- Exercise details
Say how many lines of these entries include the word "Регистрация", and answer with the number alone.

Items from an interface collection

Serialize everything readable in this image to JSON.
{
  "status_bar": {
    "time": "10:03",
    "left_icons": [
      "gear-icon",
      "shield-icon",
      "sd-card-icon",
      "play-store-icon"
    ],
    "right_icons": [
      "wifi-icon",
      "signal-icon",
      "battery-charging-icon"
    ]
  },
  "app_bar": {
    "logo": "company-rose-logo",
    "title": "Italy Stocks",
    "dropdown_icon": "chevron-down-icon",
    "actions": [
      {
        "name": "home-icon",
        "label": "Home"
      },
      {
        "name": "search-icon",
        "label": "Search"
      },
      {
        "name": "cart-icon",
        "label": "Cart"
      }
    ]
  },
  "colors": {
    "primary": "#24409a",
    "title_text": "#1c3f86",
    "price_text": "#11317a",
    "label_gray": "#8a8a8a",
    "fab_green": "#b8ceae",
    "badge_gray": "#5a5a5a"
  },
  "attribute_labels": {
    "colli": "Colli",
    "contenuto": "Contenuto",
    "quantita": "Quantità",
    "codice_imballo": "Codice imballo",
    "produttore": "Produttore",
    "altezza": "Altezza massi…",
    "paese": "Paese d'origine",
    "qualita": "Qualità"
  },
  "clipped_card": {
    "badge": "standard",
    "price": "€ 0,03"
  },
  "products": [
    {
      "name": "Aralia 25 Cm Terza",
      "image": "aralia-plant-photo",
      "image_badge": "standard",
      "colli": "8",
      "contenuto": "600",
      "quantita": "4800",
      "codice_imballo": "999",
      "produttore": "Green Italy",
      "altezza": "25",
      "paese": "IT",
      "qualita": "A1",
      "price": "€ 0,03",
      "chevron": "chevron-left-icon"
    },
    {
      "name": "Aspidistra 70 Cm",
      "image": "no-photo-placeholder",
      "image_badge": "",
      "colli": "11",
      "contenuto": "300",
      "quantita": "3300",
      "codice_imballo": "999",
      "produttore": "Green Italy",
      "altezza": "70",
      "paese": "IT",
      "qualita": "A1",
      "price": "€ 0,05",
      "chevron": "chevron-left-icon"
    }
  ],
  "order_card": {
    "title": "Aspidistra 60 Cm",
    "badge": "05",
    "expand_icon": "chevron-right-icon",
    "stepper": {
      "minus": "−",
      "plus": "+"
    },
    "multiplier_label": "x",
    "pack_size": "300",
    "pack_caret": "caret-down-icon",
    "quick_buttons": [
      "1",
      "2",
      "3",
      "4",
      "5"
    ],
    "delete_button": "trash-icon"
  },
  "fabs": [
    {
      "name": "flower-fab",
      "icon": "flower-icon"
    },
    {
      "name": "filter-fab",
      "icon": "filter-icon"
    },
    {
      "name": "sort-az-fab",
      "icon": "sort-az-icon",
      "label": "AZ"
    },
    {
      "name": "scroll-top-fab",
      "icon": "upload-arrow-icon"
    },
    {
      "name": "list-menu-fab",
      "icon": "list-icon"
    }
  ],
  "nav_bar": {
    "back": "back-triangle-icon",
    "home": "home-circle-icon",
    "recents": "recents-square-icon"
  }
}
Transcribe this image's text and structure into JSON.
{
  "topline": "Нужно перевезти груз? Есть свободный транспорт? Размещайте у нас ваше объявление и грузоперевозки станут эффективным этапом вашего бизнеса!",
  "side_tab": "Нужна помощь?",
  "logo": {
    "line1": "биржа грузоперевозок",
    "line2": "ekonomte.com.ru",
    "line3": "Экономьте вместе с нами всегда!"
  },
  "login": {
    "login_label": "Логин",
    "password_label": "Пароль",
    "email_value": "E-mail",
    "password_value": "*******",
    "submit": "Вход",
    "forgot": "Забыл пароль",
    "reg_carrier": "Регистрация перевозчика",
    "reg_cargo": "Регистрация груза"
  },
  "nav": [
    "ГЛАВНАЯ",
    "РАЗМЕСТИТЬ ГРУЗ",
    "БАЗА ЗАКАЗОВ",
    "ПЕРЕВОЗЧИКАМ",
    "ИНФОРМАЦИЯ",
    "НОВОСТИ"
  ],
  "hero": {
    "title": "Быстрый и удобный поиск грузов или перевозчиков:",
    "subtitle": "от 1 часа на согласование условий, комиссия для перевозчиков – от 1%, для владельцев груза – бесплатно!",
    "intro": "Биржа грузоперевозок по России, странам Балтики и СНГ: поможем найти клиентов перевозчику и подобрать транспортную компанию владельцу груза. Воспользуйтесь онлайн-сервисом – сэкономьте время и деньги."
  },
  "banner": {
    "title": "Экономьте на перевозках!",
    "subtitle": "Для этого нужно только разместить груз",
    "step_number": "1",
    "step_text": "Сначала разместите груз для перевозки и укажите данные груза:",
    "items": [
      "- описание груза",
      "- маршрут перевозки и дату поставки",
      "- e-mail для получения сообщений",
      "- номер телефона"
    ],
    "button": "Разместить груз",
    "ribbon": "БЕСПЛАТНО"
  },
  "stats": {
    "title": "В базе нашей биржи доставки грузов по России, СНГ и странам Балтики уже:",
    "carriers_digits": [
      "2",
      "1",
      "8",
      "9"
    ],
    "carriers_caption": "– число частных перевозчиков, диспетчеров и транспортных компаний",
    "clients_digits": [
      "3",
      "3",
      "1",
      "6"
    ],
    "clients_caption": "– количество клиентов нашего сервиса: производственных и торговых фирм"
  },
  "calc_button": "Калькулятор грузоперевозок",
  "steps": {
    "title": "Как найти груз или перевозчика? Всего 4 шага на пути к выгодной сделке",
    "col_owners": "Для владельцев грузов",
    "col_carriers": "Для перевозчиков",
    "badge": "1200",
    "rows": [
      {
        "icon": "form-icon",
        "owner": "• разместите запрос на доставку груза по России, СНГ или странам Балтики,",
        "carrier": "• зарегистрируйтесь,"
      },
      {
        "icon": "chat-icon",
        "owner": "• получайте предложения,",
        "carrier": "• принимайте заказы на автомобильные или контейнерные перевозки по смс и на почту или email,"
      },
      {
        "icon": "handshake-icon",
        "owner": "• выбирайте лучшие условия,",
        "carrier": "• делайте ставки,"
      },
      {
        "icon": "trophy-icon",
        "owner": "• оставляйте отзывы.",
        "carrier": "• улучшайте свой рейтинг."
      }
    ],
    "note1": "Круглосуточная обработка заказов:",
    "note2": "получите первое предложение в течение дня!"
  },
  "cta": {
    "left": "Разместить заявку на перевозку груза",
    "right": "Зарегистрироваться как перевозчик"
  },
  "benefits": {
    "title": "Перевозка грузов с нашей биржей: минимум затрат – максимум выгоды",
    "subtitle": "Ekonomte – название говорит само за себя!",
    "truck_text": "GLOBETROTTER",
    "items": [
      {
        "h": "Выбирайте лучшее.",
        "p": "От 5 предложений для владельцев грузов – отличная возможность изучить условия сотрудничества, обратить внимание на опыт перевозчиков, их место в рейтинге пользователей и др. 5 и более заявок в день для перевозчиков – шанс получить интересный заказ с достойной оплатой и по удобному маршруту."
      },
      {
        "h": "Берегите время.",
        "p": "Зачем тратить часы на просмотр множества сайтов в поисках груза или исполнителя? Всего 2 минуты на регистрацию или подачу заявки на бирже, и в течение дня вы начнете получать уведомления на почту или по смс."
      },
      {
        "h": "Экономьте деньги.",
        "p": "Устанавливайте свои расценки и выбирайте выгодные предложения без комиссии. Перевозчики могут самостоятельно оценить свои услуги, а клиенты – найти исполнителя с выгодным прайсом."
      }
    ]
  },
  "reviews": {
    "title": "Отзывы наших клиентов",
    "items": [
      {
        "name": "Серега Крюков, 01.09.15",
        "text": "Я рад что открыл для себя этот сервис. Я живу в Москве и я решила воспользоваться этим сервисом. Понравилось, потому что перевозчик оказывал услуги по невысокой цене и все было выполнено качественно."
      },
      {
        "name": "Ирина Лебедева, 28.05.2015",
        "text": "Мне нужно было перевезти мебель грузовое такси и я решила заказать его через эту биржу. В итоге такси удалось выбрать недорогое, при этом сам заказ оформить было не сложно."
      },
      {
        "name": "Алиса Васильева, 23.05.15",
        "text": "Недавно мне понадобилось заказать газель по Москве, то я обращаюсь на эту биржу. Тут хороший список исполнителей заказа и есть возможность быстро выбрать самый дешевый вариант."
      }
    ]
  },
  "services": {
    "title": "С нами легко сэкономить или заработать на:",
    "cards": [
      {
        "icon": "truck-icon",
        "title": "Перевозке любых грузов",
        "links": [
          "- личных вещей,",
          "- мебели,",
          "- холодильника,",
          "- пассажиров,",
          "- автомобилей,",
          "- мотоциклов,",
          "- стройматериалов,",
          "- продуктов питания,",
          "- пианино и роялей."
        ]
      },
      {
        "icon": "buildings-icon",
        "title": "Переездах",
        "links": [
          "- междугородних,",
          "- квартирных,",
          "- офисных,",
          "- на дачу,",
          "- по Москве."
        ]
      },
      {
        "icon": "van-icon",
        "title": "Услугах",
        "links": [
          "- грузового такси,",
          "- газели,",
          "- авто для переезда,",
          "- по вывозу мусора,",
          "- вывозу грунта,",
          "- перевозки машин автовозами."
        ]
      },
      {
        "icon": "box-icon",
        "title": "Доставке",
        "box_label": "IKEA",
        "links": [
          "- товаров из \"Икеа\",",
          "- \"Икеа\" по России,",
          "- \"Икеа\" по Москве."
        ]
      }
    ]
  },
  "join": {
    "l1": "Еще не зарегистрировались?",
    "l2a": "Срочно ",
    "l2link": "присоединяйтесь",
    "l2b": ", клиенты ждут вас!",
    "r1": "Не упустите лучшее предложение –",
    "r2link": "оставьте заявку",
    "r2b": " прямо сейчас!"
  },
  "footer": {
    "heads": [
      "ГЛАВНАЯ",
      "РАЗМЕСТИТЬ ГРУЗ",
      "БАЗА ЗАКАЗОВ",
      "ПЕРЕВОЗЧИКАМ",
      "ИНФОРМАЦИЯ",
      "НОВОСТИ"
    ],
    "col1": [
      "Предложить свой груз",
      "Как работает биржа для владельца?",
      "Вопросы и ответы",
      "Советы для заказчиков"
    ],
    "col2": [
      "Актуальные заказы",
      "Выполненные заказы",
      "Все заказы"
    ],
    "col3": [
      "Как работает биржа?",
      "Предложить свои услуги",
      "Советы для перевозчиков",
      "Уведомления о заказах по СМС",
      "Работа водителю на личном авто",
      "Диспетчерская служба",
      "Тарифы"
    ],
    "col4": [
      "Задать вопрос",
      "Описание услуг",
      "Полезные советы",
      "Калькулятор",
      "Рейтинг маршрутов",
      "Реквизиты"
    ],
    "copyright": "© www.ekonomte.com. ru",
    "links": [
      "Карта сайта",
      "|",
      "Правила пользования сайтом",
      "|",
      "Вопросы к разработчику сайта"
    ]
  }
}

- Result
2